A Reflection: Hauschka Writes
When you consider that everyone of us has an average life expectation of around 75 years, we haven’t much time on this earth. And keeping in mind that the first 20 years are there to become an adult and learn all the skills to take care of your own life, we really only have 55 years to navigate through the jungle. I know that there are already many kids dealing with poverty and living an adult life without time to grow up.
I worry that a lot of political systems today are too focused on constant growth, and that many individuals are only concerned with gathering political power for themselves, rather than thinking about future generations and issues of sustainability. For me, that is the only reason we should be on this earth – to create things that help our fellow man and the generations that follow us. Everybody should have access to things like clean water and a dry place to stay. It’s a complicated issue. To give everyone the same right and ability means that the population of the earth will continue to grow, and as we know that will produce a lot of trash and we have a problem to agree to terms that help to protect our environment.

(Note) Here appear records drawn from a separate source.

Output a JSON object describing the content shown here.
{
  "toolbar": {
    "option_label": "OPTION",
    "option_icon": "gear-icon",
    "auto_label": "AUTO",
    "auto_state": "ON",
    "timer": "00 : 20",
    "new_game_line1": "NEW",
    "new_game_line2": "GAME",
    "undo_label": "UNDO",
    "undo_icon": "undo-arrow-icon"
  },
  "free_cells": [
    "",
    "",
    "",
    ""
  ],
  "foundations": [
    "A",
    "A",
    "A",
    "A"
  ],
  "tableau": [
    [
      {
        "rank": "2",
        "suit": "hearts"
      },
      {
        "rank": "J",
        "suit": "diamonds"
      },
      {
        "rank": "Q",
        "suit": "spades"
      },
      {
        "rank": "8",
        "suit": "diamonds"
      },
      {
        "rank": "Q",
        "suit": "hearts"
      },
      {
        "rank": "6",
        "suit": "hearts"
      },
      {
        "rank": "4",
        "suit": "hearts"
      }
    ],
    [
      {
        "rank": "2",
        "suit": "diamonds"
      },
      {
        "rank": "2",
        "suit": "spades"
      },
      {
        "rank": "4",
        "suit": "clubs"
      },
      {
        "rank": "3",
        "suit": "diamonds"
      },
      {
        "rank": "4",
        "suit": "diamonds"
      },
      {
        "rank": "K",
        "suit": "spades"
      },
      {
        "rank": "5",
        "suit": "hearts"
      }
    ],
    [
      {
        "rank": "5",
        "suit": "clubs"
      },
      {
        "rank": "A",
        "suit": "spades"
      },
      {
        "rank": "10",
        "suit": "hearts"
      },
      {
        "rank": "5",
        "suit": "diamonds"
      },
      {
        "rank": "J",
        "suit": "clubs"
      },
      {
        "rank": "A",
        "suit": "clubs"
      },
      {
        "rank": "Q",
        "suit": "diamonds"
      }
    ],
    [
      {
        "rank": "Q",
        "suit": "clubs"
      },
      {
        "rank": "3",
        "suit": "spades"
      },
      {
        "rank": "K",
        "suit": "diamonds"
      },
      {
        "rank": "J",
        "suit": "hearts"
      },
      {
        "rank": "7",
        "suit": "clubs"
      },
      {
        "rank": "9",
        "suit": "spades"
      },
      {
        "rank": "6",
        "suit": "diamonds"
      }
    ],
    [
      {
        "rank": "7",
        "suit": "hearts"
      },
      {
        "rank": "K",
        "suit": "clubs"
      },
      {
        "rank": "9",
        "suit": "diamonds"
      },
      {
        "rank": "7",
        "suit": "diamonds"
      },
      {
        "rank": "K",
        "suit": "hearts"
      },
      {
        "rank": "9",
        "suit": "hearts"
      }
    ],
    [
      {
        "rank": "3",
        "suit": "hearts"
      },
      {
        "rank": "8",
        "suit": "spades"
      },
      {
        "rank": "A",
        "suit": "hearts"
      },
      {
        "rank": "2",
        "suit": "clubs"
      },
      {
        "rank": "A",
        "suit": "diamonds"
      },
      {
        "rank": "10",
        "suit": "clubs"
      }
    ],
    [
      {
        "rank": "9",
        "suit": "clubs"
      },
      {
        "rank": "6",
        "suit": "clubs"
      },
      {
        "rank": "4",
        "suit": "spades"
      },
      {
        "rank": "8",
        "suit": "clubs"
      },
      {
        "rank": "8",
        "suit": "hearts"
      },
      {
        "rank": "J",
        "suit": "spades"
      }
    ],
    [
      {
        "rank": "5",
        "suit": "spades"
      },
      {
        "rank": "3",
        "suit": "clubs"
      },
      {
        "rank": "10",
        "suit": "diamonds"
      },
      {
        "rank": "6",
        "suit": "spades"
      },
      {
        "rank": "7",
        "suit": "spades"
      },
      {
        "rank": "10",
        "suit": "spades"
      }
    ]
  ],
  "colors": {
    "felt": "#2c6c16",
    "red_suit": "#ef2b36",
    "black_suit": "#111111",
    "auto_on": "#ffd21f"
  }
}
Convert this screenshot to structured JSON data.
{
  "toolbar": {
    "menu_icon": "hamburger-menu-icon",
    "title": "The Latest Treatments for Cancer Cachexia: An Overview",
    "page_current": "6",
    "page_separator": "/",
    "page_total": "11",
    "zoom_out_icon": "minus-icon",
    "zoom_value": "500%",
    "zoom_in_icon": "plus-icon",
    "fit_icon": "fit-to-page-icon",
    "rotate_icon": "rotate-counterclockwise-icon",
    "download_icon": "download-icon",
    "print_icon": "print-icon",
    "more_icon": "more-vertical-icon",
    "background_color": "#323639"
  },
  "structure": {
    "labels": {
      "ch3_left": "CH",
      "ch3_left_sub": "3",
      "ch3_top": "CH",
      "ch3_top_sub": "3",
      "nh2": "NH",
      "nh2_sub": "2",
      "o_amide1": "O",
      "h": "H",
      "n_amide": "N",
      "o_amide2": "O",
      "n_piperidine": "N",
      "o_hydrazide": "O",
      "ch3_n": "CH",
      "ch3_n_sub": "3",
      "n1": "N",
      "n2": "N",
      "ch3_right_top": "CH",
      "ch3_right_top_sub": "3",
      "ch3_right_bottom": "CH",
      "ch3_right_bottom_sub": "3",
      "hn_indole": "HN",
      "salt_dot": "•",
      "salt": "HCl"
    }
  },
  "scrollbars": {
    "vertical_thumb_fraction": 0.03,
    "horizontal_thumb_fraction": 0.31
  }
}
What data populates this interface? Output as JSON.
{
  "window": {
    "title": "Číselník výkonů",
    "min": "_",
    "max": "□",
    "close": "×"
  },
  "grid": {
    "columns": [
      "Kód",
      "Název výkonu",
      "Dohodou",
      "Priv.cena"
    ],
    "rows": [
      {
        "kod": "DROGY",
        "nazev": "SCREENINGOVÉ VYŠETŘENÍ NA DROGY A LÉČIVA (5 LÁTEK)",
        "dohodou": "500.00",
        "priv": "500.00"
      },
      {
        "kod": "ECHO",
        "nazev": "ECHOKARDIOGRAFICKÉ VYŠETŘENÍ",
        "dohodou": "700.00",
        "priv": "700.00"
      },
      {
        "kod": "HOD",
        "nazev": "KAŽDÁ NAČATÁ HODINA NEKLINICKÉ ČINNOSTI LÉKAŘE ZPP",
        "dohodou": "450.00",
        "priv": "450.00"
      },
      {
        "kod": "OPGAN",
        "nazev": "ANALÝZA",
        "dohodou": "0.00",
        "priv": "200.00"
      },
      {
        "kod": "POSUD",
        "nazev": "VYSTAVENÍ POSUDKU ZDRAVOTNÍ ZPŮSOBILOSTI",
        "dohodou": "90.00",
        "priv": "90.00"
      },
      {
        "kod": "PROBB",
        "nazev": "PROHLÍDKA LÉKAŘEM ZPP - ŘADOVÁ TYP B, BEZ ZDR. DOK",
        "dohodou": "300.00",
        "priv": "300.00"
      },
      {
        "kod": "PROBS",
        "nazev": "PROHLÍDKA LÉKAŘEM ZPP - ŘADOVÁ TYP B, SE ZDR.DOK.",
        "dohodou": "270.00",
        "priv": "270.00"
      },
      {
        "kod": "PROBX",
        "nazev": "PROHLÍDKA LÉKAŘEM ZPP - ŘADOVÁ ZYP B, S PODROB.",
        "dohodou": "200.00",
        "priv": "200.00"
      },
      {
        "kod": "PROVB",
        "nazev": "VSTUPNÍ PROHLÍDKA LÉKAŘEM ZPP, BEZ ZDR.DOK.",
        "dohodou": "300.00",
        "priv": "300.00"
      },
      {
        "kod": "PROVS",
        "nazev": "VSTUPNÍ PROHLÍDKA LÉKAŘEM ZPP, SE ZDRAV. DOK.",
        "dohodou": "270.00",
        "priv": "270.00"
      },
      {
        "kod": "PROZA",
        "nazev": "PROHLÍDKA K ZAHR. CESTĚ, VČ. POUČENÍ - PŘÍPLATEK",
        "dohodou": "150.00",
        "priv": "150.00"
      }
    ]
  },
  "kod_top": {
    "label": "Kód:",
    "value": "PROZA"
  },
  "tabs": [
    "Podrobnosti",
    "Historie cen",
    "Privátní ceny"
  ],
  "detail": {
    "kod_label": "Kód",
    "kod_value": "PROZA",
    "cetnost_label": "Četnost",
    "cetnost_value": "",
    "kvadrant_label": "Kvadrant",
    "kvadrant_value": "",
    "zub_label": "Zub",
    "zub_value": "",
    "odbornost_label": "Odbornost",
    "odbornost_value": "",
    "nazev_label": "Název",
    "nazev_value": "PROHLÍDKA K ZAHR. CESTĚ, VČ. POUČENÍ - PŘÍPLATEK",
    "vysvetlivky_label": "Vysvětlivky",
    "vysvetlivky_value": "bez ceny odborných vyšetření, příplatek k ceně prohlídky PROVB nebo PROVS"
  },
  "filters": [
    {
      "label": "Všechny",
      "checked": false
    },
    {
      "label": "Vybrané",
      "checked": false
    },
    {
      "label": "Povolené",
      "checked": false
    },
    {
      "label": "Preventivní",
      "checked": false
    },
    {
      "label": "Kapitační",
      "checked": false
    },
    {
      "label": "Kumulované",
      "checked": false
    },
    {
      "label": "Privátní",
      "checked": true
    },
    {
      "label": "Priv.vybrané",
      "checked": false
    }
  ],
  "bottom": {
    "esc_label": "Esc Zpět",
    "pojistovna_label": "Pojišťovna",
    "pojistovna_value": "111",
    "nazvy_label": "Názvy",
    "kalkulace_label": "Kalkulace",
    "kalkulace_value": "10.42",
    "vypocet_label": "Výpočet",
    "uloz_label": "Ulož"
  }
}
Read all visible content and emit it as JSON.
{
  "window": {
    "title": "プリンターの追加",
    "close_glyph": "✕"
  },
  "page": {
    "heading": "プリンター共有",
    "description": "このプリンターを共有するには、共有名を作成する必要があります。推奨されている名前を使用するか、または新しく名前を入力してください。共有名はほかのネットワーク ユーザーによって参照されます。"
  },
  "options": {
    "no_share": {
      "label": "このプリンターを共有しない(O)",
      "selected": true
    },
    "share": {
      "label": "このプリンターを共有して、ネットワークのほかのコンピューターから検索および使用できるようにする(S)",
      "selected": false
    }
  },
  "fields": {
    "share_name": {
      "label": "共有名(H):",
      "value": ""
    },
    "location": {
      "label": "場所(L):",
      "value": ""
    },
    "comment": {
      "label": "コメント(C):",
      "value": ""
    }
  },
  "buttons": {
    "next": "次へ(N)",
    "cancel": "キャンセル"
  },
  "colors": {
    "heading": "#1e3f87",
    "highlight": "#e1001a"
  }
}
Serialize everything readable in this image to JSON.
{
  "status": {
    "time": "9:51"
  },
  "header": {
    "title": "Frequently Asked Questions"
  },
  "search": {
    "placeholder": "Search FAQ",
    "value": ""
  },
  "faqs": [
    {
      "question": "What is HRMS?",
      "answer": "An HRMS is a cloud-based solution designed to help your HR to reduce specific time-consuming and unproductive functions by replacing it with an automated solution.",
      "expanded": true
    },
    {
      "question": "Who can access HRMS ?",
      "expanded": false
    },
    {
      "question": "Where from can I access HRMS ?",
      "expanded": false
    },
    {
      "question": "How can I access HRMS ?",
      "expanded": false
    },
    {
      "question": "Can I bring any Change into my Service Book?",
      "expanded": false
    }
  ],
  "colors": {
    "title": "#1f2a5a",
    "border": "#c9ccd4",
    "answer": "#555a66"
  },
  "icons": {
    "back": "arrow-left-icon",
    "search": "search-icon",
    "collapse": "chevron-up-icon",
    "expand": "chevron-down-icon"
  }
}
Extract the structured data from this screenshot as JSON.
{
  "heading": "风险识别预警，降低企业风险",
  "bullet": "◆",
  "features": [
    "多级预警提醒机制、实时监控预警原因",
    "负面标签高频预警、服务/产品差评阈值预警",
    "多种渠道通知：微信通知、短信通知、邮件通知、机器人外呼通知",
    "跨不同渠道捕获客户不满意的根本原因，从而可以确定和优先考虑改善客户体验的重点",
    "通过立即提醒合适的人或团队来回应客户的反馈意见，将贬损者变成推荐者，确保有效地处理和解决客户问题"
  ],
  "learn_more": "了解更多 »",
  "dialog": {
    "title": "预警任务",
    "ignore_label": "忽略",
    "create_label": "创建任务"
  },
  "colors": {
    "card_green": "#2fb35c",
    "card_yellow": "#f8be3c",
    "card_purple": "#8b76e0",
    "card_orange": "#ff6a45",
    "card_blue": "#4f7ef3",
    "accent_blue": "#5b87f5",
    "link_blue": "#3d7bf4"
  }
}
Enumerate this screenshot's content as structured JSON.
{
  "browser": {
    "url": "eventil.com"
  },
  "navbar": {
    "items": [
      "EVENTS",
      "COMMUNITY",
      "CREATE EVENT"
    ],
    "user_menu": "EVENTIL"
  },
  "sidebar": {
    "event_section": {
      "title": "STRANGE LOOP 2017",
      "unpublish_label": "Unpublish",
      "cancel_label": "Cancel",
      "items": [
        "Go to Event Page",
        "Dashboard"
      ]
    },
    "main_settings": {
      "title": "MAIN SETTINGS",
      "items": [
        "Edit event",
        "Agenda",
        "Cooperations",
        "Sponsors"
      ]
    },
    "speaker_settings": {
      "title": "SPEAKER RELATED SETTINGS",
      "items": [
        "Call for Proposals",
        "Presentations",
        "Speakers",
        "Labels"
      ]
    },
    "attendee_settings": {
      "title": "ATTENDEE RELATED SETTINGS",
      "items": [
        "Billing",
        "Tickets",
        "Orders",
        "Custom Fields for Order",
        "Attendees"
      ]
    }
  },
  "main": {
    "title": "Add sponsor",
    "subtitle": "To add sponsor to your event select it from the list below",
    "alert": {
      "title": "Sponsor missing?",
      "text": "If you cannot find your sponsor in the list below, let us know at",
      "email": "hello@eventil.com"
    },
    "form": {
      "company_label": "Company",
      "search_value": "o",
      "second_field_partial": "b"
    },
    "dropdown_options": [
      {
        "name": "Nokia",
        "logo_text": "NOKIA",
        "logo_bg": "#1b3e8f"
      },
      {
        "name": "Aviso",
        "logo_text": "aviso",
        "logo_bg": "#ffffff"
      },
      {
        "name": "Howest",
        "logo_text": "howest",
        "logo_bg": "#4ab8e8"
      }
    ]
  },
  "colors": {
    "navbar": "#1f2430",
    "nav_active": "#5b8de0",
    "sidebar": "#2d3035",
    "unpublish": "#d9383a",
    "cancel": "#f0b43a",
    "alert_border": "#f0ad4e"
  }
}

While composing my record I was surrounded by my daughters and 4-year-old son, and I couldn’t help wondering how they will be living in 30 to 50 years’ time in a world that’s constantly changing, and I wanted to combine these thoughts with my music. In my earlier work, I would come up with baskets of topic ideas and then compose music on each of them and try to piece everything together. This always worked pretty well and left enough space for interpretation, but for What If I wanted to combine my thoughts into a single body of work. In this case I think the album is a snapshot of a specific time in 2016.
Last year I wanted to get deeper into music and try to carve out what I need and what is worth me releasing, because I think that this is a time when being without an opinion is actually giving strange people the power to rule my world, and I'm not willing to do that, as long as I can influence it. I realized that most of my problems have to deal with my own laziness to have things stay as they are. It previously occurred to me, as a teenager, that my piano playing always circles around 4 or 5 chords, so I wanted to find new voicing and new tonalities. I experimented but didn’t find it very easy and over time I fell back into my old habits. But then later, with the prepared piano, I found a way of making regular chords sound interesting, because they get a specific shimmer or a strange rhythm, and I was happy with that. This challenged me to avoid my usual way of playing. I think with a lot of things this learning process is necessary because all the negative developments are a result of being unable to change habits and behaviors, even though they make no sense.
I'm learning a lot about my own life from creating music as well. With What If, I have managed to make a big step in my personal development because I was overcoming my fear of using more sparseness and leaving empty spaces in my tracks. I’ve slowly learnt that if you want to be an artist, you and your thoughts and ideas have to be enough and everything that is a reflection in the outside is secondary, because this is the only way to focus. But that doesn’t mean that I want to be ignorant. I think the challenge is to be aware of your surroundings and take care to have a strong focus on your path and your next steps. You can sit down at your instrument and everything you do you release because you think it good, or you can put a filter on your work and not let the music leave your table, until you reach a certain quality that's important and personal to you – that you can then share with others. I think I've accomplished that with this album.
Hauschka will play at Village Underground on May 30th HERE.